Starka filed suit against A. C. Hickok and Hugh Oliver as guarantors of a past due indebtedness of Nature Island, Inc., in the amount of $41,002.16. The guaranty agreement was executed on December 5, 1977, and recited as consideration ". . . the sum of One Dollar ($1.00) as well as for the purpose of seeking to induce Starka to extend the credit to Nature Island, Inc. and the forebearance of Starka to demand and enforce immediate payment of said indebtedness as well as for the purpose of protecting the ownership interest and the employment status of Oliver and Hickok in Nature Island, Inc. and for other good and valuable consideration, receipt of which is acknowledged, . . ." Nature Island, Inc. had previously instituted Chapter XI bankruptcy proceedings in federal court on November 22, 1977. After a nonjury trial the trial court found in favor of Starka. Defendants appeal, enumerating as error the findings of the trial court that both they and Nature Island were liable to Starka on the debt. They argue (1) that any indebtedness of Nature Island was included in the Chapter XI proceeding and (2) that there was a failure of consideration as to them as guarantors because the claim against Nature Island was unenforceable as a result of the bankruptcy and because the $ 1 recited in the guaranty agreement was never paid.

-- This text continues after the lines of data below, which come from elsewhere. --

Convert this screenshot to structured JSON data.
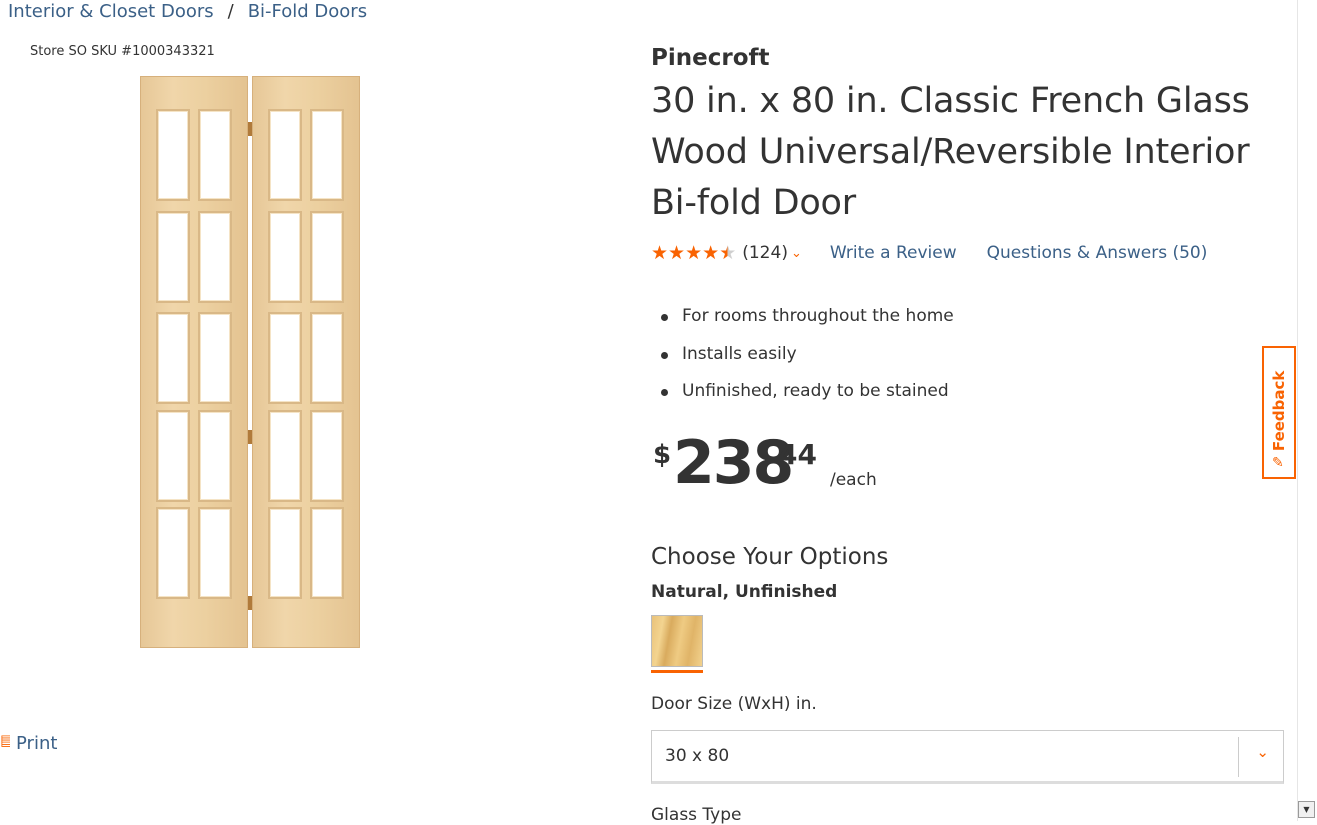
{
  "breadcrumb": {
    "items": [
      "Interior & Closet Doors",
      "Bi-Fold Doors"
    ],
    "separator": "/"
  },
  "sku": "Store SO SKU #1000343321",
  "print_label": "Print",
  "product": {
    "brand": "Pinecroft",
    "title": "30 in. x 80 in. Classic French Glass Wood Universal/Reversible Interior Bi-fold Door",
    "rating": 4.5,
    "rating_count": "(124)",
    "write_review": "Write a Review",
    "qa": "Questions & Answers (50)",
    "bullets": [
      "For rooms throughout the home",
      "Installs easily",
      "Unfinished, ready to be stained"
    ],
    "price": {
      "currency": "$",
      "whole": "238",
      "cents": "44",
      "unit": "/each"
    }
  },
  "options": {
    "heading": "Choose Your Options",
    "finish_name": "Natural, Unfinished",
    "size_label": "Door Size (WxH) in.",
    "size_value": "30 x 80",
    "glass_label": "Glass Type"
  },
  "feedback_label": "Feedback",
  "colors": {
    "accent": "#f96302",
    "link": "#3b6087"
  }
}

Appellants, who are not parties to the bankruptcy proceeding, contend that all actions against Nature Island were stayed by the filing of the Chapter XI petition and that, therefore, the underlying debt of Nature Island is not enforceable. In North Peachtree I-285 Properties v. Hicks, 136 Ga. App. 426
, 433 (5) (221 SE2d 607
) (1975), this court held that "bankruptcy proceedings do not, merely by virtue of their maintenance, terminate actions already pending in a state court to which the bankrupt is a party. [Cit.]" (Emphasis supplied.) However, the bankrupt (Nature Island) is not a party here and Starka's forbearance to institute an action against Nature Island may be consideration to support the guaranty agreement of Hickok and Oliver. "Forbearance to prosecute a legal claim and the compromise of a doubtful right are both sufficient considerations to support a contract. [Cit.]" Jones v. C. & S. Nat. Bank, 231 Ga. 765
, 768 (2) (204 SE2d 116
Thus whether or not under the facts here there was forbearance sufficient to constitute consideration for the guaranty is a material issue, but the findings of the trial court are so deficient they preclude review. While there is a document labeled "Findings of Fact and Conclusions of Law," the crucial conclusion of law recites: "A good and valuable consideration was given in return for the execution of the guaranty by defendants." This conclusion is based upon the following finding of fact: "A good and valuable consideration was given in exchange for the execution of the guaranty."
This sort of bootstrapping will not suffice. "In a non-jury case, it is mandatory that the trial court make findings of fact and conclusions of law. CPA 52 (a) (Code Ann. 81A-152 (a)); Spivey v. Mayson, 124 Ga. App. 775 (186 SE2d 154)
. In Spivey, it was stated that one of the purposes of findings is as an aid in the appellate courts' review; and that findings should be inclusive enough to afford an intelligent review." Donaldson v. Hopkins, 132 Ga. App. 713
, 714 (209 SE2d 131
) (1974). " 'The statute . . . explicitly requires the findings and "Where the trial court fails to make findings; or to find on a material issue, and an appeal is taken, the appellate court will normally vacate the judgment and remand the action for appropriate findings to be made." [Cits.]' (Emphasis supplied.)" Bituminous Cas. Corp. v. J. B. Forrest & Sons, 132 Ga. App. 714
, 720 (2) (209 SE2d 6
Accordingly, the appeal is remanded with direction that the judgment be vacated and a new one entered with appropriate findings of fact and conclusions of law, after which the losing party shall be free to enter another appeal.
Dennis M. Hall, for appellee.